■ Description of the task ■
Please show all lines of the records that include "name".

_ _ _ _ _

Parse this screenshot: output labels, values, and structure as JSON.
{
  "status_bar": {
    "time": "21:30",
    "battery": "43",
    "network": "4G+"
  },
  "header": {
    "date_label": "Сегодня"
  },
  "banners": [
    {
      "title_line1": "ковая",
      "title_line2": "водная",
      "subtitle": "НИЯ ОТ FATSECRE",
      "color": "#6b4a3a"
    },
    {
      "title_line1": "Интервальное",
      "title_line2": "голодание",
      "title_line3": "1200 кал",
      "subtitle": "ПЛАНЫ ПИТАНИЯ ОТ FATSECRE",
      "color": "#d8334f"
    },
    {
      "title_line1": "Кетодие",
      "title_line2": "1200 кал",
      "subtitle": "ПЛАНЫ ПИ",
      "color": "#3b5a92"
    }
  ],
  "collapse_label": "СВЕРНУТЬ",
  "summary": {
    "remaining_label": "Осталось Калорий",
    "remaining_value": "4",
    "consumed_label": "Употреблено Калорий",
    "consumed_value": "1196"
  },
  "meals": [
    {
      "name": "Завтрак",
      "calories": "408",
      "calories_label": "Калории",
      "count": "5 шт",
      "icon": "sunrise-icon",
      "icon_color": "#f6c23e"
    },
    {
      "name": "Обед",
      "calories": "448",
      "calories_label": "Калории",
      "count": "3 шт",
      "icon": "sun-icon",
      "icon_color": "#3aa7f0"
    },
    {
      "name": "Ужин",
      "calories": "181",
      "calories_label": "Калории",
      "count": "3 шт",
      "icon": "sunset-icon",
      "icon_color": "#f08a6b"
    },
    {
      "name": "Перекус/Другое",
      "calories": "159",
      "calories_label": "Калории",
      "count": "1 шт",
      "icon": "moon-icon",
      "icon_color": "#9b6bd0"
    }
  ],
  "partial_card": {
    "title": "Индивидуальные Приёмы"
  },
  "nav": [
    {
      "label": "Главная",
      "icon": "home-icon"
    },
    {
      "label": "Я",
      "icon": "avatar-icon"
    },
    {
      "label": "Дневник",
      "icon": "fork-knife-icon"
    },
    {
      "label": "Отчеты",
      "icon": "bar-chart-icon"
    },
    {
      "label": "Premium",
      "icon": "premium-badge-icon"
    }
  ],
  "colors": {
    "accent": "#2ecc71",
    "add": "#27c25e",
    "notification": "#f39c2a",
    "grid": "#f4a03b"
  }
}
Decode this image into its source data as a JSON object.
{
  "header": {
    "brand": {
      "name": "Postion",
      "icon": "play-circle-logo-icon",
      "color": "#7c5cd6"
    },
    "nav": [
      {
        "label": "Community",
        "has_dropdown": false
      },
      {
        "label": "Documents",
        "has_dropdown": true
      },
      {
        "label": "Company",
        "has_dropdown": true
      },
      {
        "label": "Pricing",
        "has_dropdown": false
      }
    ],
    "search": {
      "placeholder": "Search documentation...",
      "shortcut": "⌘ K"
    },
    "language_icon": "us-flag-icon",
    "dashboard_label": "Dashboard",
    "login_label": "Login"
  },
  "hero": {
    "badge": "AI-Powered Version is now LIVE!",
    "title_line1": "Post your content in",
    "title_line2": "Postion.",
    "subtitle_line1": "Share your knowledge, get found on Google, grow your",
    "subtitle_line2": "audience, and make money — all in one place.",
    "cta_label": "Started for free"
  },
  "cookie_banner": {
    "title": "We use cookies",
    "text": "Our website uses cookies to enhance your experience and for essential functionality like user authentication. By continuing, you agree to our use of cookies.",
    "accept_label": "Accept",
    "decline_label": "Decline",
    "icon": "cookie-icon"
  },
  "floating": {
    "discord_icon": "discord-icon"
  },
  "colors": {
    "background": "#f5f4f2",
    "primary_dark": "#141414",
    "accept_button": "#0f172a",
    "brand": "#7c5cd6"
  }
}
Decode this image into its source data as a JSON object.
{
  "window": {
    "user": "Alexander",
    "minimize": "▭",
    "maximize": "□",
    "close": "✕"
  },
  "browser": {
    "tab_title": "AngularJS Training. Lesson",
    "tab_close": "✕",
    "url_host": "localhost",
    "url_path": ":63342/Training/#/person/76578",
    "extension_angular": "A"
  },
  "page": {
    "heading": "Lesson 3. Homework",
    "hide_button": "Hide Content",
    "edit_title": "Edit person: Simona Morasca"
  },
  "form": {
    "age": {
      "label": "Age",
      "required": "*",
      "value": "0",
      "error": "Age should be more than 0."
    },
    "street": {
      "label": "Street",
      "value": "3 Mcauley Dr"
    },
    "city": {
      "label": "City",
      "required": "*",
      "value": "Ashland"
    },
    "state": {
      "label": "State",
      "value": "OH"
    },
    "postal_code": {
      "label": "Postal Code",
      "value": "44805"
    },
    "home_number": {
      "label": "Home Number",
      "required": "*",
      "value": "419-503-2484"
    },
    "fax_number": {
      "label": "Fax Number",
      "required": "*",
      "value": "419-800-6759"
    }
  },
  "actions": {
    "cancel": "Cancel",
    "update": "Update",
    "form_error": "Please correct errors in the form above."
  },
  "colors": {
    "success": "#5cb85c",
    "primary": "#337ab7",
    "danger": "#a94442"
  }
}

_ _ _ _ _

■ Output for this exercise ■
      "name": "Завтрак",
      "name": "Обед",
      "name": "Ужин",
      "name": "Перекус/Другое",
      "name": "Postion",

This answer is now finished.